CLEVELAND -- What if you had a disease and no one was looking for a cure? Something so rare the big pharmaceutical companies wouldn’t make money because too few people were affected?

There is a research lab in Cleveland committed to finding treatments and cures for those types of genetic diseases, giving hope to patients and their families.

A recent high school graduate is helping to find a cure for herself.

Anjali Prabhakaran is like any other teenager.

"I like music. I like to sing along with my friends. I also like to cook and garden. Just make things," Anjali said.

But every few hours, she has to stop doing the things she enjoys to manage a rare genetic liver disease. It's called Glycogen Storage Disease Type 1A and it interferes with the way the body turns food into energy.

"My liver is missing an enzyme that can't break down that glycogen and release that energy. Which means that I always have to have something in my stomach," Anjali said.

That includes, what Anjali calls, cornstarch shakes. They help maintain normal blood sugar levels - between meals. She must drink them during the night, too. If her blood sugar drops too low, she could lose consciousness, or have a seizure.

"When she was growing she would always ask us like, when will I get cured? When will I get cured? And we always say maybe another five years, maybe another 10 years,” said Radhai Prabhakaran, Anjali’s mother.

Or maybe sooner, advances in the human genome and rapid drug testing is speeding up research. What once took years, now takes only weeks to discover. That's the approach the Research Institute of Children's Health at CASE Western Reserve School of Medicine is pioneering.

We are trying every compound, every drug we can to see if it will change the disease process. Once we find one that works we work backwards to try to understand how," said Dr.

Mitch Drumm, founder of the Researcher Institute of Children's Health.

Some of the brightest minds in college, and even high school are helping with research. Among them, Anjali Prabhakaran, who may just find the best treatment for her own disease.

"I was excited because I could finally felt like I could do something about it," Anjali said.

"Watching her with her excitement about what she is doing brings a motivation to the lab," Drumm added.

Anjali continues to successfully manage her disease, with her parents close by to back her up. That's about to change when Anjali heads off to Ohio State.

"I want there to become a time were I'm completely independent. And it is doable, but it is very, very difficult. Especially at night there is always a danger I will forget. I will just sleep through it and I won't wake up in the morning," said Anjali.

There's still time to make that discovery that could change everything.

"Obviously I want a cure. Even if I don’t get a cure, it’s possible we could find a treatment to help make my shakes last longer. Or something to make sure my blood sugar doesn’t drop as low. So it is just endless possibilities,” said Anjali.
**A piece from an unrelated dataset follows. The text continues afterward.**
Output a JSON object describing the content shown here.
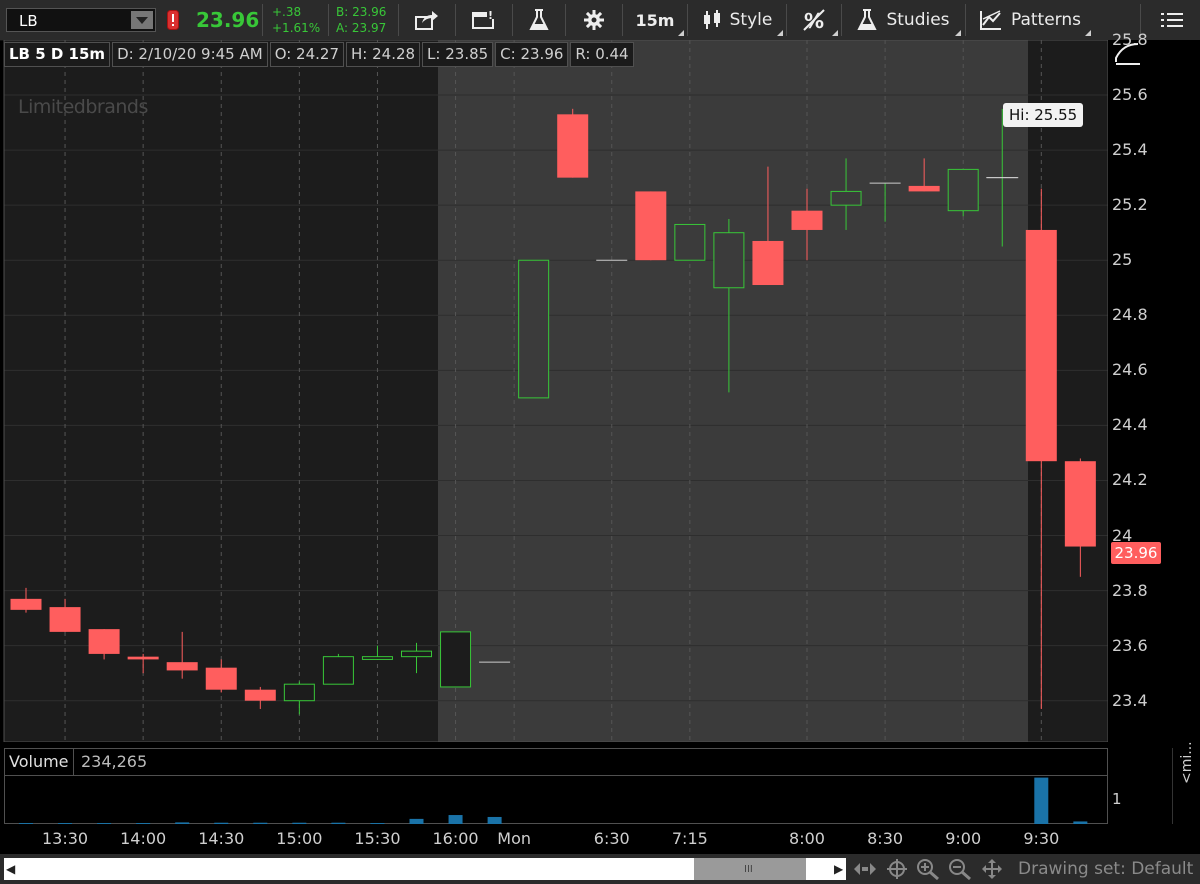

The drugs the Research Institute for Children’s Health is testing have already been FDA approved for other uses. So when they find a breakthrough, the treatment can get patients even faster.

And another interesting note, Anjali’s career goal is to study environmental policy, and go to law school.